Patients become teachers through an innovative, clinic-based audio project of St. Jude Children’s Research Hospital that gives youth infected with HIV a chance to share their experiences with the diagnosis
The voice on the recording was low and calm as the speaker recounted the telephone call that brought the news he was infected with the human immunodeficiency virus (HIV) that causes AIDS: “My heart just stopped for a little bit and next thing you know I was on the floor flat on my face boohooing, crying like a baby.”
Yet the message was hopeful when the recording ended less than 10 minutes later. “Don’t feel like this is the end of you . . . because it is just God setting you up for something greater,” the anonymous speaker tells an unseen audience.

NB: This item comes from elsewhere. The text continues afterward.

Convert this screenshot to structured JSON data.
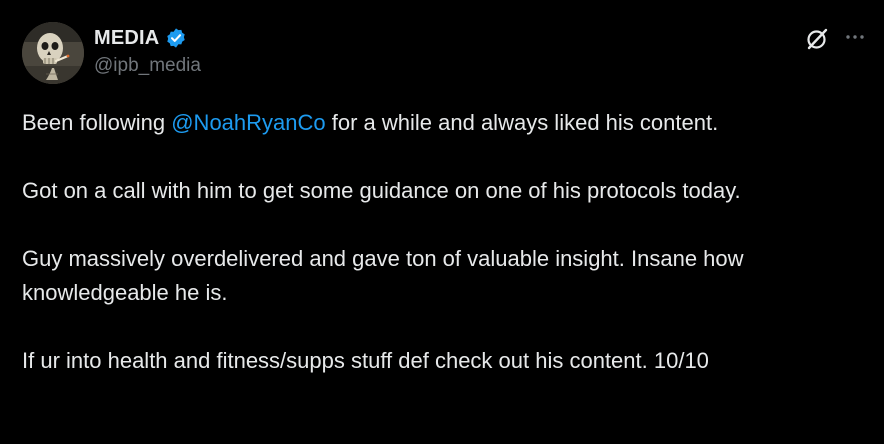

The St. Jude Children’s Research Hospital VOICES project that captured the patient’s voice and story is the focus of the “A Piece of My Mind” column in the July 22 edition of the Journal of the American Medical Association (JAMA). The project uses contemporary technology to tap an ancient and powerful clinical tool—the patient’s own story—as a way to empower and inspire patients, teach empathy and improve health care.
VOICES began in 2012 as a way for HIV-infected St. Jude patients, ages 18 to 24, to anonymously share the experience of being HIV positive with other patients, health care providers and students. Today, this password-protected archive includes recordings from 18 patients recounting the stories they wanted to tell—the shock of diagnosis, the importance of medication adherence and a healthy lifestyle, the social stigma of HIV or their refusal to let the diagnosis limit their dreams or define who they are.
“This project has confirmed our belief in the power of patient voices and patient stories,” said corresponding author Aditya Gaur, M.D., an associate member of the St. Jude Department of Infectious Diseases. The narratives have empowered participants and have given health care providers another tool for helping patients struggling with issues like medication adherence. The project has also given clinicians and students a glimpse into the emotional impact of HIV, allowing them to learn the challenges patients face in navigating the health care system or to receive feedback on the clinical environment.
“This project provides another layer of understanding that is not available to every clinician or student, particularly in today’s medical environment when there is often limited time to build rapport with patients and students often receive information about patients second hand through the medical records or other members of the health care team,” Gaur said. Kathryn Cantrell, formerly of St. Jude and now of the University of Massachusetts, Boston, is the first author and Sylvia Sutton, a St. Jude social worker, is co-author of the essay.
St. Jude has been involved in HIV and AIDS research and treatment since 1987. Today the hospital’s multidisciplinary HIV/AIDS program cares for more than 275 HIV-infected children and youth. The VOICES project is currently limited to youth, who are approached about possible participation by a member of their health care team. The recordings average about five minutes in length and occur after patients provide written consent. The patient determines the content.
The resulting audio files are stripped of patient identification, catalogued by themes like disclosure, coping and relationships, and transcribed to make it easier for clinicians to access the library to help other patients with similar concerns.
The recordings underscore the importance of listening to patients, Gaur said. “If you really want to know a patient,” he said, “you have to listen.”
St. Jude Children's Research Hospital
St. Jude Children's Research Hospital is leading the way the world understands, treats and cures childhood cancer and other life-threatening diseases. It is the only National Cancer Institute-designated Comprehensive Cancer Center devoted solely to children. St. Jude is ranked the No. 1 pediatric cancer hospital by U.S. News & World Report. Treatments developed at St. Jude have helped push the overall childhood cancer survival rate from 20 percent to 80 percent since the hospital opened more than 50 years ago. St. Jude freely shares the breakthroughs it makes, and every child saved at St. Jude means doctors and scientists worldwide can use that knowledge to save thousands more children. Families never receive a bill from St. Jude for treatment, travel, housing and food — because all a family should worry about is helping their child live. To learn more, visit stjude.org or follow St. Jude on social media at @stjuderesearch.